HMS Boomerang was a Sharpshooter-class torpedo gunboat which served at the Australia Station between 5 September 1891 and 22 August 1904.

She was originally named HMS Whiting when construction began but renamed Boomerang shortly before sailing for Australia.   The Boomerang was 74 metres long, 8.2 metres beam, 2.59 metres draft and displaced 735 tons.  

Crew on the deck of the HMS Boomerang firing a torpedo. Photo Courtesy State Library of Queensland.

She was armed with five torpedo tubes and carried 15 torpedos, two quick firing 4.7 inch guns and four three-pounders.

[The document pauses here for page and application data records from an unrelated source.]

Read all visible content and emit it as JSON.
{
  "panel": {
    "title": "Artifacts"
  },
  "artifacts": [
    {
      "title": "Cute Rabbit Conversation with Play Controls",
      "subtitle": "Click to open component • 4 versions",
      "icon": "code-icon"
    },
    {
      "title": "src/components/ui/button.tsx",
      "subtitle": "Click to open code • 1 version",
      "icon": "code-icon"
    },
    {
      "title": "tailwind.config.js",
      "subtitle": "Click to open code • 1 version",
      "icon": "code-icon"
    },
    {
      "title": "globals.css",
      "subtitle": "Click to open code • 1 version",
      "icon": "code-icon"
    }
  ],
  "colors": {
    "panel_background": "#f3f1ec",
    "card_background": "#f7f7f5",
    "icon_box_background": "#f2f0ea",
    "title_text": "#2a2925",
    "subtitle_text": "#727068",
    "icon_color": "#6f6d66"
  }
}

The Boomerang had a tops speed of 35 km/h (19 knots) and had a crew of 91.

The Boomerang was part of the Royal Navy’s Australian Auxiliary Squadron which comprised 5 cruisers and two torpedo gunboats.   While there was no immediate or specified threat to Australia there was an underlying fear in this country of invasion from Russia dating back to the Crimean War.

Sailors during training exercise on HMS Boomerang in 1892. Photo Courtesy State Library of Queensland.

The Boomerang returned to England in August 1904 and was sold off in Plymouth the following year.